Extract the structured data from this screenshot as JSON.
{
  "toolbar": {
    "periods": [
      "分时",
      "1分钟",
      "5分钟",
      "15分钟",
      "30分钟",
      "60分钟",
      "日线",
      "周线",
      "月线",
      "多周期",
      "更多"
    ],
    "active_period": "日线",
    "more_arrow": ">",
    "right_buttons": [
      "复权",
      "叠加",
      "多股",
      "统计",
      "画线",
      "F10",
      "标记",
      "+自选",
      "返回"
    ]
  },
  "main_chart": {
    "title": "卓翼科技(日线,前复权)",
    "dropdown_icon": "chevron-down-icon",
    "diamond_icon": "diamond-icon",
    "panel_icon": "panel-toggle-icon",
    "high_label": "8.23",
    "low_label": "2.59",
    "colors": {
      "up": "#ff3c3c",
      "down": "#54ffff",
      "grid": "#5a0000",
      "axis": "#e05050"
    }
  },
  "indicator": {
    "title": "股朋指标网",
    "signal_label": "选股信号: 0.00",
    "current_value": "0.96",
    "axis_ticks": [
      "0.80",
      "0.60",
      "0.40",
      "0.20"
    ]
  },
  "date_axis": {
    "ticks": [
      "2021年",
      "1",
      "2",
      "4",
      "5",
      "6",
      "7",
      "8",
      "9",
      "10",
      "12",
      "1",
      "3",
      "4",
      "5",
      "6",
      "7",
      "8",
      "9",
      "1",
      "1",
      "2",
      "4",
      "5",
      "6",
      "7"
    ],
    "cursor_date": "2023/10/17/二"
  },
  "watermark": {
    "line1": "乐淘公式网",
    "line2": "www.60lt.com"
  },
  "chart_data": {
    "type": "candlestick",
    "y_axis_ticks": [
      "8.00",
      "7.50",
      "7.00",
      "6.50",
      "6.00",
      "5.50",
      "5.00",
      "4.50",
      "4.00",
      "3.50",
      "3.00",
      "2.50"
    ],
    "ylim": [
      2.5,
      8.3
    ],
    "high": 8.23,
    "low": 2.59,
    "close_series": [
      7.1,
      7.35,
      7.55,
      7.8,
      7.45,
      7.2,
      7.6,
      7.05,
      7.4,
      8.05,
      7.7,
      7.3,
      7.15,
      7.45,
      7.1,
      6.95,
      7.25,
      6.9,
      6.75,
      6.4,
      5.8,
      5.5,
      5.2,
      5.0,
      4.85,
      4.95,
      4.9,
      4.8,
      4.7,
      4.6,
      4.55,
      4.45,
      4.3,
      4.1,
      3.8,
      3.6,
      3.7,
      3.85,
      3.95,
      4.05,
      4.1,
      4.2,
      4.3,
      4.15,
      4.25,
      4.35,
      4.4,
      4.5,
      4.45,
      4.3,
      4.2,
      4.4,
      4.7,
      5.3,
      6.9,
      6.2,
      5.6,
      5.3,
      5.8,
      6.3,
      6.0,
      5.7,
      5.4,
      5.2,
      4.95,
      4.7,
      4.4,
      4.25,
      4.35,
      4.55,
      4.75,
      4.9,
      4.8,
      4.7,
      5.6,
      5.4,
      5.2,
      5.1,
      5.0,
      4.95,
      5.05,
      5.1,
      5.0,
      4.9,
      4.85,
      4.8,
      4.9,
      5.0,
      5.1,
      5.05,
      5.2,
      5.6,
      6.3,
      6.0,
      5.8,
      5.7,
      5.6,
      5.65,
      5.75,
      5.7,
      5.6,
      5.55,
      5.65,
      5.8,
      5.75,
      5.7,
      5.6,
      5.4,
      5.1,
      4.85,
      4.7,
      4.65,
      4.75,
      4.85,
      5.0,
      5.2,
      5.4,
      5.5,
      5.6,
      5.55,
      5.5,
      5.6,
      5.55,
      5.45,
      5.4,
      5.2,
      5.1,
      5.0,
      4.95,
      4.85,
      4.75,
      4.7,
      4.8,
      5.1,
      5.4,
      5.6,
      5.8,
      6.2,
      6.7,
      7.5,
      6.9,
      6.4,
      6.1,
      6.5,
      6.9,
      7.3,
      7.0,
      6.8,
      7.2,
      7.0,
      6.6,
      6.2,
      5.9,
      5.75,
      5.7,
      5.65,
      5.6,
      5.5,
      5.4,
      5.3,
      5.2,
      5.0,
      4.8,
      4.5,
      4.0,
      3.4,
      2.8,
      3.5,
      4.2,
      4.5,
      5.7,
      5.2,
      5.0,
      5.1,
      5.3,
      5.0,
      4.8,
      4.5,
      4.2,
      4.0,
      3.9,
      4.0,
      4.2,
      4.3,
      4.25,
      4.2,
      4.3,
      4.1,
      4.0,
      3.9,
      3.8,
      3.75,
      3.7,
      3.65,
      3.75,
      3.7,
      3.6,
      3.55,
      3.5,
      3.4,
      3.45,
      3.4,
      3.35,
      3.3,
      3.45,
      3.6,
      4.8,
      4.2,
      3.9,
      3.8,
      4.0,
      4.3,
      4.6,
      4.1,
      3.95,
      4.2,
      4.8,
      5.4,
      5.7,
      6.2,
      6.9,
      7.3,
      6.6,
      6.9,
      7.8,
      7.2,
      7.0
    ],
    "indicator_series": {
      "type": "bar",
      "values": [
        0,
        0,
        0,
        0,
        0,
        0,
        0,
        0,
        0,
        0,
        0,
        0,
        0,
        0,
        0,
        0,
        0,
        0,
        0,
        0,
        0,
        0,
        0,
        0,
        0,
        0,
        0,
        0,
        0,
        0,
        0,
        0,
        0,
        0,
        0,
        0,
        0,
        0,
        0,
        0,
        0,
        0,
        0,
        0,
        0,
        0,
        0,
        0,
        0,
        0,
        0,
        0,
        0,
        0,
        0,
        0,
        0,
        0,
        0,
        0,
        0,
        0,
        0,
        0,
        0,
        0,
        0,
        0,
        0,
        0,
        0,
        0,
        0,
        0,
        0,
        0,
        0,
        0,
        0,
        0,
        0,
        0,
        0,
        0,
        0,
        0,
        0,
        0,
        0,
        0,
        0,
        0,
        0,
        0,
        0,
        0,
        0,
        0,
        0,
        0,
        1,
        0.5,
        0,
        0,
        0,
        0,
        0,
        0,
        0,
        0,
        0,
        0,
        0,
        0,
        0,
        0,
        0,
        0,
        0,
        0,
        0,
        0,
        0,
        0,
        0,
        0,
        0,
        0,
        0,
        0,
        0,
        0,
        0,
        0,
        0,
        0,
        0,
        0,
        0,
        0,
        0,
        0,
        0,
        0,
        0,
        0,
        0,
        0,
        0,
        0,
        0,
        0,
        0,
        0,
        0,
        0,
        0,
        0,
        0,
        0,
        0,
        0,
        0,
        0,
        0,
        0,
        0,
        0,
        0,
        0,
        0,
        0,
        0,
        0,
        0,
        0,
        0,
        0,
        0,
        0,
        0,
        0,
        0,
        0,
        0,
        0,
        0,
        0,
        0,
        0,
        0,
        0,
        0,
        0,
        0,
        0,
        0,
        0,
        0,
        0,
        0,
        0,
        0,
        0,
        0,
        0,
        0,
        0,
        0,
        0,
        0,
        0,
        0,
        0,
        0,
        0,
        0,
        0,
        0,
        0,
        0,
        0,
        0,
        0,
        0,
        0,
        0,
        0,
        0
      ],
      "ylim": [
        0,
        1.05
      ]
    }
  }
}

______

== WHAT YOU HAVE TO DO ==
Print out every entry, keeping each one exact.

== ANSWER TO THE PROBLEM ==
Extract the structured data from this screenshot as JSON.
{
  "toolbar": {
    "periods": [
      "分时",
      "1分钟",
      "5分钟",
      "15分钟",
      "30分钟",
      "60分钟",
      "日线",
      "周线",
      "月线",
      "多周期",
      "更多"
    ],
    "active_period": "日线",
    "more_arrow": ">",
    "right_buttons": [
      "复权",
      "叠加",
      "多股",
      "统计",
      "画线",
      "F10",
      "标记",
      "+自选",
      "返回"
    ]
  },
  "main_chart": {
    "title": "卓翼科技(日线,前复权)",
    "dropdown_icon": "chevron-down-icon",
    "diamond_icon": "diamond-icon",
    "panel_icon": "panel-toggle-icon",
    "high_label": "8.23",
    "low_label": "2.59",
    "colors": {
      "up": "#ff3c3c",
      "down": "#54ffff",
      "grid": "#5a0000",
      "axis": "#e05050"
    }
  },
  "indicator": {
    "title": "股朋指标网",
    "signal_label": "选股信号: 0.00",
    "current_value": "0.96",
    "axis_ticks": [
      "0.80",
      "0.60",
      "0.40",
      "0.20"
    ]
  },
  "date_axis": {
    "ticks": [
      "2021年",
      "1",
      "2",
      "4",
      "5",
      "6",
      "7",
      "8",
      "9",
      "10",
      "12",
      "1",
      "3",
      "4",
      "5",
      "6",
      "7",
      "8",
      "9",
      "1",
      "1",
      "2",
      "4",
      "5",
      "6",
      "7"
    ],
    "cursor_date": "2023/10/17/二"
  },
  "watermark": {
    "line1": "乐淘公式网",
    "line2": "www.60lt.com"
  },
  "chart_data": {
    "type": "candlestick",
    "y_axis_ticks": [
      "8.00",
      "7.50",
      "7.00",
      "6.50",
      "6.00",
      "5.50",
      "5.00",
      "4.50",
      "4.00",
      "3.50",
      "3.00",
      "2.50"
    ],
    "ylim": [
      2.5,
      8.3
    ],
    "high": 8.23,
    "low": 2.59,
    "close_series": [
      7.1,
      7.35,
      7.55,
      7.8,
      7.45,
      7.2,
      7.6,
      7.05,
      7.4,
      8.05,
      7.7,
      7.3,
      7.15,
      7.45,
      7.1,
      6.95,
      7.25,
      6.9,
      6.75,
      6.4,
      5.8,
      5.5,
      5.2,
      5.0,
      4.85,
      4.95,
      4.9,
      4.8,
      4.7,
      4.6,
      4.55,
      4.45,
      4.3,
      4.1,
      3.8,
      3.6,
      3.7,
      3.85,
      3.95,
      4.05,
      4.1,
      4.2,
      4.3,
      4.15,
      4.25,
      4.35,
      4.4,
      4.5,
      4.45,
      4.3,
      4.2,
      4.4,
      4.7,
      5.3,
      6.9,
      6.2,
      5.6,
      5.3,
      5.8,
      6.3,
      6.0,
      5.7,
      5.4,
      5.2,
      4.95,
      4.7,
      4.4,
      4.25,
      4.35,
      4.55,
      4.75,
      4.9,
      4.8,
      4.7,
      5.6,
      5.4,
      5.2,
      5.1,
      5.0,
      4.95,
      5.05,
      5.1,
      5.0,
      4.9,
      4.85,
      4.8,
      4.9,
      5.0,
      5.1,
      5.05,
      5.2,
      5.6,
      6.3,
      6.0,
      5.8,
      5.7,
      5.6,
      5.65,
      5.75,
      5.7,
      5.6,
      5.55,
      5.65,
      5.8,
      5.75,
      5.7,
      5.6,
      5.4,
      5.1,
      4.85,
      4.7,
      4.65,
      4.75,
      4.85,
      5.0,
      5.2,
      5.4,
      5.5,
      5.6,
      5.55,
      5.5,
      5.6,
      5.55,
      5.45,
      5.4,
      5.2,
      5.1,
      5.0,
      4.95,
      4.85,
      4.75,
      4.7,
      4.8,
      5.1,
      5.4,
      5.6,
      5.8,
      6.2,
      6.7,
      7.5,
      6.9,
      6.4,
      6.1,
      6.5,
      6.9,
      7.3,
      7.0,
      6.8,
      7.2,
      7.0,
      6.6,
      6.2,
      5.9,
      5.75,
      5.7,
      5.65,
      5.6,
      5.5,
      5.4,
      5.3,
      5.2,
      5.0,
      4.8,
      4.5,
      4.0,
      3.4,
      2.8,
      3.5,
      4.2,
      4.5,
      5.7,
      5.2,
      5.0,
      5.1,
      5.3,
      5.0,
      4.8,
      4.5,
      4.2,
      4.0,
      3.9,
      4.0,
      4.2,
      4.3,
      4.25,
      4.2,
      4.3,
      4.1,
      4.0,
      3.9,
      3.8,
      3.75,
      3.7,
      3.65,
      3.75,
      3.7,
      3.6,
      3.55,
      3.5,
      3.4,
      3.45,
      3.4,
      3.35,
      3.3,
      3.45,
      3.6,
      4.8,
      4.2,
      3.9,
      3.8,
      4.0,
      4.3,
      4.6,
      4.1,
      3.95,
      4.2,
      4.8,
      5.4,
      5.7,
      6.2,
      6.9,
      7.3,
      6.6,
      6.9,
      7.8,
      7.2,
      7.0
    ],
    "indicator_series": {
      "type": "bar",
      "values": [
        0,
        0,
        0,
        0,
        0,
        0,
        0,
        0,
        0,
        0,
        0,
        0,
        0,
        0,
        0,
        0,
        0,
        0,
        0,
        0,
        0,
        0,
        0,
        0,
        0,
        0,
        0,
        0,
        0,
        0,
        0,
        0,
        0,
        0,
        0,
        0,
        0,
        0,
        0,
        0,
        0,
        0,
        0,
        0,
        0,
        0,
        0,
        0,
        0,
        0,
        0,
        0,
        0,
        0,
        0,
        0,
        0,
        0,
        0,
        0,
        0,
        0,
        0,
        0,
        0,
        0,
        0,
        0,
        0,
        0,
        0,
        0,
        0,
        0,
        0,
        0,
        0,
        0,
        0,
        0,
        0,
        0,
        0,
        0,
        0,
        0,
        0,
        0,
        0,
        0,
        0,
        0,
        0,
        0,
        0,
        0,
        0,
        0,
        0,
        0,
        1,
        0.5,
        0,
        0,
        0,
        0,
        0,
        0,
        0,
        0,
        0,
        0,
        0,
        0,
        0,
        0,
        0,
        0,
        0,
        0,
        0,
        0,
        0,
        0,
        0,
        0,
        0,
        0,
        0,
        0,
        0,
        0,
        0,
        0,
        0,
        0,
        0,
        0,
        0,
        0,
        0,
        0,
        0,
        0,
        0,
        0,
        0,
        0,
        0,
        0,
        0,
        0,
        0,
        0,
        0,
        0,
        0,
        0,
        0,
        0,
        0,
        0,
        0,
        0,
        0,
        0,
        0,
        0,
        0,
        0,
        0,
        0,
        0,
        0,
        0,
        0,
        0,
        0,
        0,
        0,
        0,
        0,
        0,
        0,
        0,
        0,
        0,
        0,
        0,
        0,
        0,
        0,
        0,
        0,
        0,
        0,
        0,
        0,
        0,
        0,
        0,
        0,
        0,
        0,
        0,
        0,
        0,
        0,
        0,
        0,
        0,
        0,
        0,
        0,
        0,
        0,
        0,
        0,
        0,
        0,
        0,
        0,
        0,
        0,
        0,
        0,
        0,
        0,
        0
      ],
      "ylim": [
        0,
        1.05
      ]
    }
  }
}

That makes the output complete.